Payers, patients, and hospitals all need accurate information on patient outcomes and hospital performance. With such information, hospitals can identify areas of potential improvement, payers can reward doctors and hospitals for cost-effective care, and patients can put pressure on hospitals by voting with their feet, and choosing hospitals with better quality and outcomes.
However, it is difficult to compare hospital performance because patient populations at different hospitals vary considerably in their baseline risk, confounding attempts to assess
differences in their treatment results fairly. Statisticians try to correct for these differences to allow better apples to apples comparisons by using risk adjustment, or risk stratification, which involves calculating how much the variation in a hospital’s outcomes can be explained by baseline risk.

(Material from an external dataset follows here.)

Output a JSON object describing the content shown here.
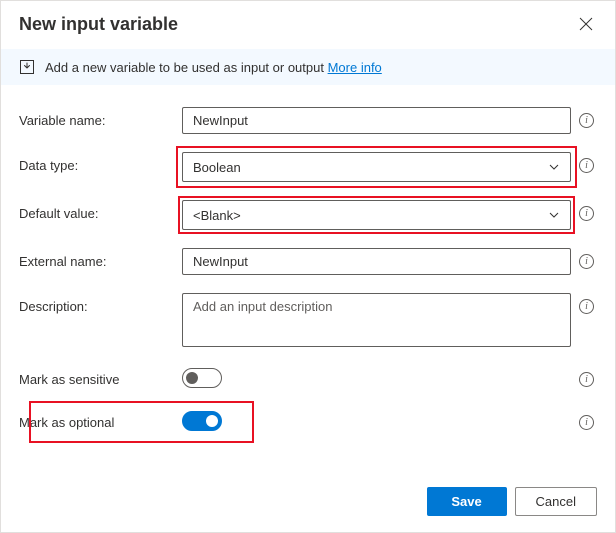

There are many risk adjustment systems currently in use, but they all suffer from one or more drawbacks, including low accuracy, bias, narrow applicability, and lack of transparency. The Risk Stratification Index is a promising system for adjusting for risk in patients that addresses these drawbacks.
To learn more about RSI, take a look at these resources: